Without question, my versatility is also key. Early on in my career, I was told that I needed to apply only a central look and feel to my style. But that is anathema to me; it’s like telling me that I can only wear one color of lipstick. Needless to say, I avoided that direction and went with my gut. It’s worked out well, because my clients are very diverse. It’s not about me; it’s about them and their needs. And as cliché as it may sound, I love shooting food. It brings me incredible joy to work with food, whether it’s shooting products or telling a more elaborate story.
Aspirations: I’d like to gain more travel photography experience. Traveling and sharing experiences of different cultures is enriching, and I would like to shoot for more publications of that ilk.
In addition, I am hosting my first food photography workshop in 2021, and I am eager to share my knowledge and be a mentor to beginners who are interested in food photography. I can see this particular aspect of my career developing into an ongoing and committed prospect for the future, perhaps including partnering with some photography sponsors. And I’d love to open another studio and shoot a cookbook or two.

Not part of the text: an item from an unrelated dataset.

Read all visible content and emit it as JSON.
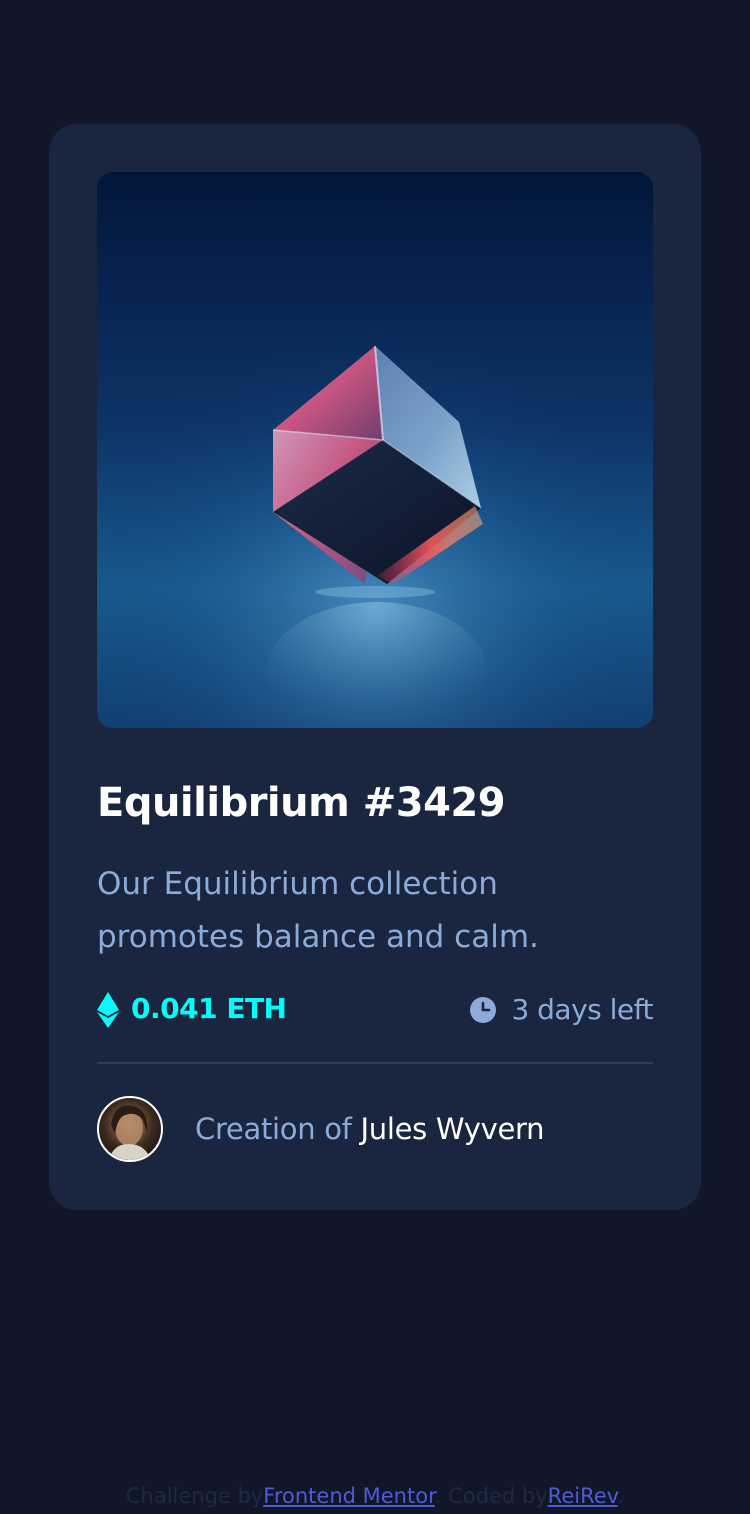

Philosophy: To continually entertain my sense of curiosity. To keep learning and apply that knowledge in every aspect of what I do. Shoot, shoot, shoot, experiment, develop new relationships and retain old ones. I keep a notebook of potential projects detailed down to lighting ideas, color palettes, food stories, places I want to visit and shoot, and people I want to work with. I use this as an outline for my aspirations and when I approach a new project or client. When I was starting out, developing relationships was key. I was working in the studio every weekend for almost two years testing with stylists and lighting and working harder than everyone else, never resting on my laurels. One tenet I live by is to always treat people with respect. You never know where people in this industry end up, so it’s not just common sense and decency—it’s smart.
Anything else? I have a black belt in kyokushin, which is full-contact karate, and I’ve carried over those philosophies into my professional life. Having a sense of calm during a storm—whether it is on set or not—gives me the trait of being unflappable.